The Munali stores have created 150 direct and 55 indirect local jobs, bringing total local jobs in Zambia to 4,150 direct and 1,700 indirect.
Mr Bota says now Shoprite has 16,700 items on range with 80 percent sourced from local suppliers and local agents.
The Munali store, built at K16 million, was overseen by local regional manager Davies Kalimukwa.
In its continued empowerment of citizens, Shoprite promoted Gift Kalinda to run his own store as branch manager after starting as fruit and vegetables supervisor and climbing up 20 years in the system. Mr Bota says with the Munali project done and dusted, the supermarket chain will now focus on finishing a mall it is building off Great North Road in Lusaka and expected to open in November.
Shoprite’s rise and rise narrative in Zambia is a game changer and contributing to the country’s economic diversification agenda.
Apart from job opportunities for mostly the youths who are employed from the locality where the stores are based, the giant supermarket also creates spin-off business opportunities for other businesses from the leverage of traffic of Shoprite’s anchor tenancy.
There are opportunities for real estate owners as some landlords benefit by accommodating newly-employed Shoprite employees or those being transferred.
Income streams are generated for local authorities for trading licences, fire certificates, health checks, etc
Shoprite is helping create aesthetic appeal in neighbourhoods, and long-term effect includes appreciation of property values.
Shoprite’s expansion is helping decongesting areas by spreading out services.
For instance, the Shoprite and Hungry Lion stores at Munali Mall will cater for Chamba Valley, Chudley, Hellen Kaunda, Meanwood Kwamwena, Kaunda Square Stages One and Two,PHI, Kalingalinga, Kalikiliki and Mtendere townships.
University of Zambia workers, just like their Kalingalinga neighbours, will still be spoilt for options between Arcades, East Park and Manda Hill.
Ripple effect
As developers like Shoprite continue to make forays in neighbourhoods, property owners in the areas where the supermarket registers a footprint are forced to raise their standards.
This means that car washes, homes and shop owners are forced to upgrade because their structures look too old and out of fashion.
This is evident in Kalingalinga and Mtendere areas where properties are being upgraded to sync with new standards brought about by new properties such as shopping malls.
Although the expansion of malls may seem to perpetuate the notion that Zambia is a trading nation, there is a silver lining in the horizon.

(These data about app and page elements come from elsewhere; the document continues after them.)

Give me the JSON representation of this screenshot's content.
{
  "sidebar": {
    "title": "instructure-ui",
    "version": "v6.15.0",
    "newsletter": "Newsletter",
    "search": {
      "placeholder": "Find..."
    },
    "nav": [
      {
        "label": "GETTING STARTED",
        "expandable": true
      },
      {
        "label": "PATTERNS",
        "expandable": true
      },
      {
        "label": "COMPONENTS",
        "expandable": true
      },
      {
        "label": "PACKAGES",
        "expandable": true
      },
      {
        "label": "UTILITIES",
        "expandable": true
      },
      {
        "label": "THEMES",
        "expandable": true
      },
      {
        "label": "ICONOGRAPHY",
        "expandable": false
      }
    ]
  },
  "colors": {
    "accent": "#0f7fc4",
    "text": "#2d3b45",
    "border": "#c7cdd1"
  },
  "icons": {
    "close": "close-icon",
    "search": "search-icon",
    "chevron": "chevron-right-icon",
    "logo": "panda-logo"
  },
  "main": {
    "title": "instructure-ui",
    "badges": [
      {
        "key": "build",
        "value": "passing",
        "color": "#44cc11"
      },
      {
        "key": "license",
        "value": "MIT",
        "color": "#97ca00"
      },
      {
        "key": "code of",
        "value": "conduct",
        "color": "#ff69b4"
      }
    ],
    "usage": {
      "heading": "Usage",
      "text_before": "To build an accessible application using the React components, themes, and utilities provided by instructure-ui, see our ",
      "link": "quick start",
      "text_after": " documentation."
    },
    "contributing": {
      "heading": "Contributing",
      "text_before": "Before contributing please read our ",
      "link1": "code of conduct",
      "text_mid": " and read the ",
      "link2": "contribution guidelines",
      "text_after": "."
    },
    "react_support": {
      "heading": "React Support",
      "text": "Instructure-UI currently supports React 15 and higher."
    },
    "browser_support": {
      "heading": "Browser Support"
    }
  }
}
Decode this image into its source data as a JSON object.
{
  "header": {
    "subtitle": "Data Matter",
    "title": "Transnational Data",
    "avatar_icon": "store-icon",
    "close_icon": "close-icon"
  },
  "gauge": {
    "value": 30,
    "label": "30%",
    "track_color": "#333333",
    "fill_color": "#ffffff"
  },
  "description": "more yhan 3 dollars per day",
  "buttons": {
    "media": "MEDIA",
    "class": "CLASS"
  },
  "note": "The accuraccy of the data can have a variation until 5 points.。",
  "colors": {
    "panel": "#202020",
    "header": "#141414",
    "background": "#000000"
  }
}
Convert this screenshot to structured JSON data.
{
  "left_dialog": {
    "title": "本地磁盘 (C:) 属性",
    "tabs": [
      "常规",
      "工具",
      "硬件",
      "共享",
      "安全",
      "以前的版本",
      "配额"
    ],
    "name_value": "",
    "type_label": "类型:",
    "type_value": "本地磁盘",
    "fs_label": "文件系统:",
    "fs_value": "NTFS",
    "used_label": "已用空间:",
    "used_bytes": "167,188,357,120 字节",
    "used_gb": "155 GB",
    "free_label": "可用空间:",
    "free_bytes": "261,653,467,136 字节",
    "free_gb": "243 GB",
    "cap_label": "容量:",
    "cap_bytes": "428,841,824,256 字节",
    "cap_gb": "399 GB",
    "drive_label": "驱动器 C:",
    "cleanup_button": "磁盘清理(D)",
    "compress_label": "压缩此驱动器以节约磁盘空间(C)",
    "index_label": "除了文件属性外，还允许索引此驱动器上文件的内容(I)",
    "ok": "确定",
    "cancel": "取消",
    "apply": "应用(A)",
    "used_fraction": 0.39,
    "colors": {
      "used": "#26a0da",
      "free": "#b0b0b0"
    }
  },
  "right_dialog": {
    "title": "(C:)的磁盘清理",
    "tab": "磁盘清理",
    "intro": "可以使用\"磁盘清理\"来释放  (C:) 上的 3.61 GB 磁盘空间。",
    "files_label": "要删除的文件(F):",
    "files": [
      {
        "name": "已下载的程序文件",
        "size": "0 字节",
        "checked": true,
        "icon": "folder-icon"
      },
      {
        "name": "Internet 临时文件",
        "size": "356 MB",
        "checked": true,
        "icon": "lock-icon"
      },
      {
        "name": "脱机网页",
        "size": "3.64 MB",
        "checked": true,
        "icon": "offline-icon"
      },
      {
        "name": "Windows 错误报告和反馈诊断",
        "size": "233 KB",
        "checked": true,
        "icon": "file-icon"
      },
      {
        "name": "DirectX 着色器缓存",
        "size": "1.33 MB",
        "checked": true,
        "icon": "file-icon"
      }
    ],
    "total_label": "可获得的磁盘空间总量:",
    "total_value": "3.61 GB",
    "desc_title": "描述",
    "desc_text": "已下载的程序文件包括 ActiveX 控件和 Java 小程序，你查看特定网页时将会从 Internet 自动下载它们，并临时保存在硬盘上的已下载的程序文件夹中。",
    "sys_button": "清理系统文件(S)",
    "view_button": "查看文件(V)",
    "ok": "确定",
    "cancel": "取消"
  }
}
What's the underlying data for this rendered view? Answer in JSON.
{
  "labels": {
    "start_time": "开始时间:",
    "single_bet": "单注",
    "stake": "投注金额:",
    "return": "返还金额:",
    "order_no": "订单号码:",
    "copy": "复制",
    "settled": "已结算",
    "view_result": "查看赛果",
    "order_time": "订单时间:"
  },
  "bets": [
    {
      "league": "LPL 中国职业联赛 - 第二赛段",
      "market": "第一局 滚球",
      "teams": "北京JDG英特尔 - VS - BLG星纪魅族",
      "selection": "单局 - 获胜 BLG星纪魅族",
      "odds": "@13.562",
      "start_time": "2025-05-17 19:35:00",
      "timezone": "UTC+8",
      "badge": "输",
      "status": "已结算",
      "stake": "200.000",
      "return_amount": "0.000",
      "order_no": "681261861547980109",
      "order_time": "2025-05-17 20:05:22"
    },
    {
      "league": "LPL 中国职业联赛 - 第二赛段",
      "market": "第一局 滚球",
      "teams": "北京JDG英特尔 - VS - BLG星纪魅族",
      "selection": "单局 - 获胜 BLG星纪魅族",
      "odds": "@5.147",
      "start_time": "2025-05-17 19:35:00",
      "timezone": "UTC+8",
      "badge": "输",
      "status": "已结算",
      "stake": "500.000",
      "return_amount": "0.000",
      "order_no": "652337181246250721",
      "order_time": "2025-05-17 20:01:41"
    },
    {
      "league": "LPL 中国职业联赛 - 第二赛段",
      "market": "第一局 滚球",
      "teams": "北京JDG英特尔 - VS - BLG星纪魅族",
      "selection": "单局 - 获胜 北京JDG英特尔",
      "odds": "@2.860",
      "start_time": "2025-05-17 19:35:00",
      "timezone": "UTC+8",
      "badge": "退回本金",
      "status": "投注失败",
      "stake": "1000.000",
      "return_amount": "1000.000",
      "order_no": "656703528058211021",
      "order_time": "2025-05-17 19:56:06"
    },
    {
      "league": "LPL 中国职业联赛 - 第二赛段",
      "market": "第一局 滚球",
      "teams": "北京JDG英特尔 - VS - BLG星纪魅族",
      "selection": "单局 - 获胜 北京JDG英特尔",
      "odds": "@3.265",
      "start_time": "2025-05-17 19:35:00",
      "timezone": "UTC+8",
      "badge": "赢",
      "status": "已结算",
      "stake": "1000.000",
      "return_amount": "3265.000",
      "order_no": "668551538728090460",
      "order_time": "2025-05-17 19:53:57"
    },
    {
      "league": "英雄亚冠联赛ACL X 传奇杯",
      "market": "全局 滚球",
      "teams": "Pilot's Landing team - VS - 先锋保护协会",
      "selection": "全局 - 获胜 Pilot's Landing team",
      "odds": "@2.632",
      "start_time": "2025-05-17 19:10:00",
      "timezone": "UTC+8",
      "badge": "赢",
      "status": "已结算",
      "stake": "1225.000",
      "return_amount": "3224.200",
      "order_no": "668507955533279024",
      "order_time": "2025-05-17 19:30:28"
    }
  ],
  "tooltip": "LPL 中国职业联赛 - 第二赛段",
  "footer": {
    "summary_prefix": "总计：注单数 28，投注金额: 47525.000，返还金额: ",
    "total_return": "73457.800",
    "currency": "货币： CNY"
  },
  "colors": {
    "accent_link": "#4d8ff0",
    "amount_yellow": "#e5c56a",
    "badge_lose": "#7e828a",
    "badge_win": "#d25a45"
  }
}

Zambia has potential to graduate from a trading to an industrial nation by replicating the United Arab Emirates.
Dubai witnessed a quantum leap in development due to being a duty-free zone and attracted big companies from all over the world to set up there.
Government’s recent decision to ban the importation of vegetables and fruits which are grown locally is already paying off.
Some supermarkets and hotels have embraced the directive wholeheartedly and are buying products such as watermelons, red onion, tomatoes, potatoes and the famous yellow pumpkin ideal for making soup.
There are a few supermarkets which are buying produce from small-scale farmers.
As for Shoprite’s expansion, its real value will be seen in the long term especially that it is leading from the front in supporting the agriculture sector by buying produce from local farmers.
Shoprite also buys locally made sausages from local people besides Zambeef Plc with which it has a standing arrangement by trading in-store.
Zambia’s narrative is indeed on the rise – thanks to commitment by Shoprite to contribute to the country’s socio-economic development.
Shoprite, which started off from former Zambia Consumer and Buying Corporation and National Import and Export stores when it commenced its operations in Zambia, is not only contributing to the country’s economic development through employment creation but modernisation by sprucing up the areas where it is building its shops.
The author is Zambia Daily Mail editorials editor.